= Action item =
Scan the data below for the string "Unificação". Show every line where it turns up.

━━━━━ Data under study

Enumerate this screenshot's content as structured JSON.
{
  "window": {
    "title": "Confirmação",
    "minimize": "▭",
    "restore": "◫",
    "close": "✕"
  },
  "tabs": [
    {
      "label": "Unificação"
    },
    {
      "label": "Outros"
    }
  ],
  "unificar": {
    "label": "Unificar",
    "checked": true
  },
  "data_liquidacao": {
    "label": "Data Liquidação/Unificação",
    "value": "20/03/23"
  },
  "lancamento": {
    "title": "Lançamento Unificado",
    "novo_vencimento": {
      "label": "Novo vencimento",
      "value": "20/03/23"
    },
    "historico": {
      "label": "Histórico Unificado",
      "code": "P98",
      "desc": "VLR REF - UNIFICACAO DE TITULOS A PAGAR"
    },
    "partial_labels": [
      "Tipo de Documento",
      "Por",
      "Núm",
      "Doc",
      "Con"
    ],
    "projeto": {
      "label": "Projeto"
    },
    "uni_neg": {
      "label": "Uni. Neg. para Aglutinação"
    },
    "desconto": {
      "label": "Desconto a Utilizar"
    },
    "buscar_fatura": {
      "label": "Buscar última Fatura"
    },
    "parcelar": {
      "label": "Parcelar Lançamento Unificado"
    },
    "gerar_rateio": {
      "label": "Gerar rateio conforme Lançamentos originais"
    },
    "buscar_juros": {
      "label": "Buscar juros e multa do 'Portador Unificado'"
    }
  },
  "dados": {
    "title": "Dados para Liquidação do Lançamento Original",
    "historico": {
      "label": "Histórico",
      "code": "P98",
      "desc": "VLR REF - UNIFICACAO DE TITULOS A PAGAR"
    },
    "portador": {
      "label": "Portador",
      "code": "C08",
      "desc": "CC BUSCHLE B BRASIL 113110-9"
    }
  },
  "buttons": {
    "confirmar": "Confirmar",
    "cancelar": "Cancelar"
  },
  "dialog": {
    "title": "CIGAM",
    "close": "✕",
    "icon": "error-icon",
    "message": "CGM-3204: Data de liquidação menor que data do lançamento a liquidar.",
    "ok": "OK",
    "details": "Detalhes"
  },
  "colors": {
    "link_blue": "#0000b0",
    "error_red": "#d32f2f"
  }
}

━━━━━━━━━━

= Solution to this problem =
      "label": "Unificação"
    "label": "Data Liquidação/Unificação",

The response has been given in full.